Start of INPUT DATA

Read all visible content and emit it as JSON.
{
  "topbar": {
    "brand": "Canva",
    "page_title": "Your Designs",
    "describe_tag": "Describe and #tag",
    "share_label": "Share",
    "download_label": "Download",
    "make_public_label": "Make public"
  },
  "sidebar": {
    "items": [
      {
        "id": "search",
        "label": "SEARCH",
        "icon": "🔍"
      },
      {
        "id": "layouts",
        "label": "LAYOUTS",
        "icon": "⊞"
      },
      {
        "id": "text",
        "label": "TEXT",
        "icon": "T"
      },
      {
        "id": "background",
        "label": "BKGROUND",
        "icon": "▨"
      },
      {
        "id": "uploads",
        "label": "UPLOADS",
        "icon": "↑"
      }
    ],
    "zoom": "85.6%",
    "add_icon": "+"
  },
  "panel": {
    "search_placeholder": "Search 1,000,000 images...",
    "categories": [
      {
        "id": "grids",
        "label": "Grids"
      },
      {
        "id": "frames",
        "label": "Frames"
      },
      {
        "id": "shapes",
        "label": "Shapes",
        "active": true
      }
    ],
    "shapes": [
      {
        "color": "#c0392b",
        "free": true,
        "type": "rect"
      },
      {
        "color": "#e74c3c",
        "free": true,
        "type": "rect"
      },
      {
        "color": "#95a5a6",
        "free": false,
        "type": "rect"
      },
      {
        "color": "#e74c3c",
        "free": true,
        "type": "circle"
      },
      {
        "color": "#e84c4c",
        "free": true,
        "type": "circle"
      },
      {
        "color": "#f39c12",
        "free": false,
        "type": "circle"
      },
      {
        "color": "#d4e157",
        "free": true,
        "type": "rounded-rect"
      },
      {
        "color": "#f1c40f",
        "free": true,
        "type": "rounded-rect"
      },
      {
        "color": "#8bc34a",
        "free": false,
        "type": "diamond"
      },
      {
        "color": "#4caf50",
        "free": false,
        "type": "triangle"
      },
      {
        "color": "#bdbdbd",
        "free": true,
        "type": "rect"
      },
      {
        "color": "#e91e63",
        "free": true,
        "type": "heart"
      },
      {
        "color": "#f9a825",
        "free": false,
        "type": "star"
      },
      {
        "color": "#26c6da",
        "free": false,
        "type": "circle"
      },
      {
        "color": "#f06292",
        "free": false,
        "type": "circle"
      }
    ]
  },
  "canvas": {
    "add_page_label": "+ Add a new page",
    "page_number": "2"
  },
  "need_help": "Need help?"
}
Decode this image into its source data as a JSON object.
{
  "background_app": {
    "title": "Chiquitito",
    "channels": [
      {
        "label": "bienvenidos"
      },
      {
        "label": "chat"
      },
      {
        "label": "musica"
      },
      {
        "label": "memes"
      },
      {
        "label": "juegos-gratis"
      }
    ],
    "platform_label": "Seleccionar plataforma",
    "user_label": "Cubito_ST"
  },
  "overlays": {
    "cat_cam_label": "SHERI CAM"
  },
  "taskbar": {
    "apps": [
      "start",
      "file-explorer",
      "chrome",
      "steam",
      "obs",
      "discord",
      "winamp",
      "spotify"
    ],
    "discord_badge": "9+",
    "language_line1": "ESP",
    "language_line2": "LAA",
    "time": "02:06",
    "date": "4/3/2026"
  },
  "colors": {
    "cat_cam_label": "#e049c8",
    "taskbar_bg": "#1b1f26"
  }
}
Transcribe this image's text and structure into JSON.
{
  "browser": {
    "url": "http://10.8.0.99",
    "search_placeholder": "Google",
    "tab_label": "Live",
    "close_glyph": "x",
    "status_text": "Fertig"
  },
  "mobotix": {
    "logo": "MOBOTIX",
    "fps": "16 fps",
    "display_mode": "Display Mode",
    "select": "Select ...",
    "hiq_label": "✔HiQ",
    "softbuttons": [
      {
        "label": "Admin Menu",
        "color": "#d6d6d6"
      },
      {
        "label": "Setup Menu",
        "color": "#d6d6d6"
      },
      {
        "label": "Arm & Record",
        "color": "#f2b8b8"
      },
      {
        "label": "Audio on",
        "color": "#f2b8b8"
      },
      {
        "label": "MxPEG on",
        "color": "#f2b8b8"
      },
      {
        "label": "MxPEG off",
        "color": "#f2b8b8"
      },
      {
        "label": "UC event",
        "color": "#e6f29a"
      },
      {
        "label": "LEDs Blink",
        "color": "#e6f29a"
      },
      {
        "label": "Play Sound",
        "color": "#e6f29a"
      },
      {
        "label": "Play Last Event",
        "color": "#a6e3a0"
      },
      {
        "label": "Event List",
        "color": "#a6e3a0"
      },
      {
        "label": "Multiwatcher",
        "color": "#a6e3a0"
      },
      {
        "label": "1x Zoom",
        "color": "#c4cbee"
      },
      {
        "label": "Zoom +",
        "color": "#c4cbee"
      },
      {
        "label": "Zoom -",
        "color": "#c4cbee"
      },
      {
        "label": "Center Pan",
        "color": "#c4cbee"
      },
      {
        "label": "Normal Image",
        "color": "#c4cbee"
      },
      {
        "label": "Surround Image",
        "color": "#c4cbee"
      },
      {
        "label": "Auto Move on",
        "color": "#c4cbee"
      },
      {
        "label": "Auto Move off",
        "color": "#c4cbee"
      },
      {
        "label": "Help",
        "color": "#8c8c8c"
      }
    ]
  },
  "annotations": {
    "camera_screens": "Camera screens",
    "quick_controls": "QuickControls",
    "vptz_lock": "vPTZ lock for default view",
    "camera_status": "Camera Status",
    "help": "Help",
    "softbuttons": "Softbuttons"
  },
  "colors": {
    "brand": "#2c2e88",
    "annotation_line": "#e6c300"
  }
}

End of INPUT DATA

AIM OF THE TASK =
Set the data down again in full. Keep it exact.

ANSWER FOR THE TASK =
Read all visible content and emit it as JSON.
{
  "topbar": {
    "brand": "Canva",
    "page_title": "Your Designs",
    "describe_tag": "Describe and #tag",
    "share_label": "Share",
    "download_label": "Download",
    "make_public_label": "Make public"
  },
  "sidebar": {
    "items": [
      {
        "id": "search",
        "label": "SEARCH",
        "icon": "🔍"
      },
      {
        "id": "layouts",
        "label": "LAYOUTS",
        "icon": "⊞"
      },
      {
        "id": "text",
        "label": "TEXT",
        "icon": "T"
      },
      {
        "id": "background",
        "label": "BKGROUND",
        "icon": "▨"
      },
      {
        "id": "uploads",
        "label": "UPLOADS",
        "icon": "↑"
      }
    ],
    "zoom": "85.6%",
    "add_icon": "+"
  },
  "panel": {
    "search_placeholder": "Search 1,000,000 images...",
    "categories": [
      {
        "id": "grids",
        "label": "Grids"
      },
      {
        "id": "frames",
        "label": "Frames"
      },
      {
        "id": "shapes",
        "label": "Shapes",
        "active": true
      }
    ],
    "shapes": [
      {
        "color": "#c0392b",
        "free": true,
        "type": "rect"
      },
      {
        "color": "#e74c3c",
        "free": true,
        "type": "rect"
      },
      {
        "color": "#95a5a6",
        "free": false,
        "type": "rect"
      },
      {
        "color": "#e74c3c",
        "free": true,
        "type": "circle"
      },
      {
        "color": "#e84c4c",
        "free": true,
        "type": "circle"
      },
      {
        "color": "#f39c12",
        "free": false,
        "type": "circle"
      },
      {
        "color": "#d4e157",
        "free": true,
        "type": "rounded-rect"
      },
      {
        "color": "#f1c40f",
        "free": true,
        "type": "rounded-rect"
      },
      {
        "color": "#8bc34a",
        "free": false,
        "type": "diamond"
      },
      {
        "color": "#4caf50",
        "free": false,
        "type": "triangle"
      },
      {
        "color": "#bdbdbd",
        "free": true,
        "type": "rect"
      },
      {
        "color": "#e91e63",
        "free": true,
        "type": "heart"
      },
      {
        "color": "#f9a825",
        "free": false,
        "type": "star"
      },
      {
        "color": "#26c6da",
        "free": false,
        "type": "circle"
      },
      {
        "color": "#f06292",
        "free": false,
        "type": "circle"
      }
    ]
  },
  "canvas": {
    "add_page_label": "+ Add a new page",
    "page_number": "2"
  },
  "need_help": "Need help?"
}
Decode this image into its source data as a JSON object.
{
  "background_app": {
    "title": "Chiquitito",
    "channels": [
      {
        "label": "bienvenidos"
      },
      {
        "label": "chat"
      },
      {
        "label": "musica"
      },
      {
        "label": "memes"
      },
      {
        "label": "juegos-gratis"
      }
    ],
    "platform_label": "Seleccionar plataforma",
    "user_label": "Cubito_ST"
  },
  "overlays": {
    "cat_cam_label": "SHERI CAM"
  },
  "taskbar": {
    "apps": [
      "start",
      "file-explorer",
      "chrome",
      "steam",
      "obs",
      "discord",
      "winamp",
      "spotify"
    ],
    "discord_badge": "9+",
    "language_line1": "ESP",
    "language_line2": "LAA",
    "time": "02:06",
    "date": "4/3/2026"
  },
  "colors": {
    "cat_cam_label": "#e049c8",
    "taskbar_bg": "#1b1f26"
  }
}
Transcribe this image's text and structure into JSON.
{
  "browser": {
    "url": "http://10.8.0.99",
    "search_placeholder": "Google",
    "tab_label": "Live",
    "close_glyph": "x",
    "status_text": "Fertig"
  },
  "mobotix": {
    "logo": "MOBOTIX",
    "fps": "16 fps",
    "display_mode": "Display Mode",
    "select": "Select ...",
    "hiq_label": "✔HiQ",
    "softbuttons": [
      {
        "label": "Admin Menu",
        "color": "#d6d6d6"
      },
      {
        "label": "Setup Menu",
        "color": "#d6d6d6"
      },
      {
        "label": "Arm & Record",
        "color": "#f2b8b8"
      },
      {
        "label": "Audio on",
        "color": "#f2b8b8"
      },
      {
        "label": "MxPEG on",
        "color": "#f2b8b8"
      },
      {
        "label": "MxPEG off",
        "color": "#f2b8b8"
      },
      {
        "label": "UC event",
        "color": "#e6f29a"
      },
      {
        "label": "LEDs Blink",
        "color": "#e6f29a"
      },
      {
        "label": "Play Sound",
        "color": "#e6f29a"
      },
      {
        "label": "Play Last Event",
        "color": "#a6e3a0"
      },
      {
        "label": "Event List",
        "color": "#a6e3a0"
      },
      {
        "label": "Multiwatcher",
        "color": "#a6e3a0"
      },
      {
        "label": "1x Zoom",
        "color": "#c4cbee"
      },
      {
        "label": "Zoom +",
        "color": "#c4cbee"
      },
      {
        "label": "Zoom -",
        "color": "#c4cbee"
      },
      {
        "label": "Center Pan",
        "color": "#c4cbee"
      },
      {
        "label": "Normal Image",
        "color": "#c4cbee"
      },
      {
        "label": "Surround Image",
        "color": "#c4cbee"
      },
      {
        "label": "Auto Move on",
        "color": "#c4cbee"
      },
      {
        "label": "Auto Move off",
        "color": "#c4cbee"
      },
      {
        "label": "Help",
        "color": "#8c8c8c"
      }
    ]
  },
  "annotations": {
    "camera_screens": "Camera screens",
    "quick_controls": "QuickControls",
    "vptz_lock": "vPTZ lock for default view",
    "camera_status": "Camera Status",
    "help": "Help",
    "softbuttons": "Softbuttons"
  },
  "colors": {
    "brand": "#2c2e88",
    "annotation_line": "#e6c300"
  }
}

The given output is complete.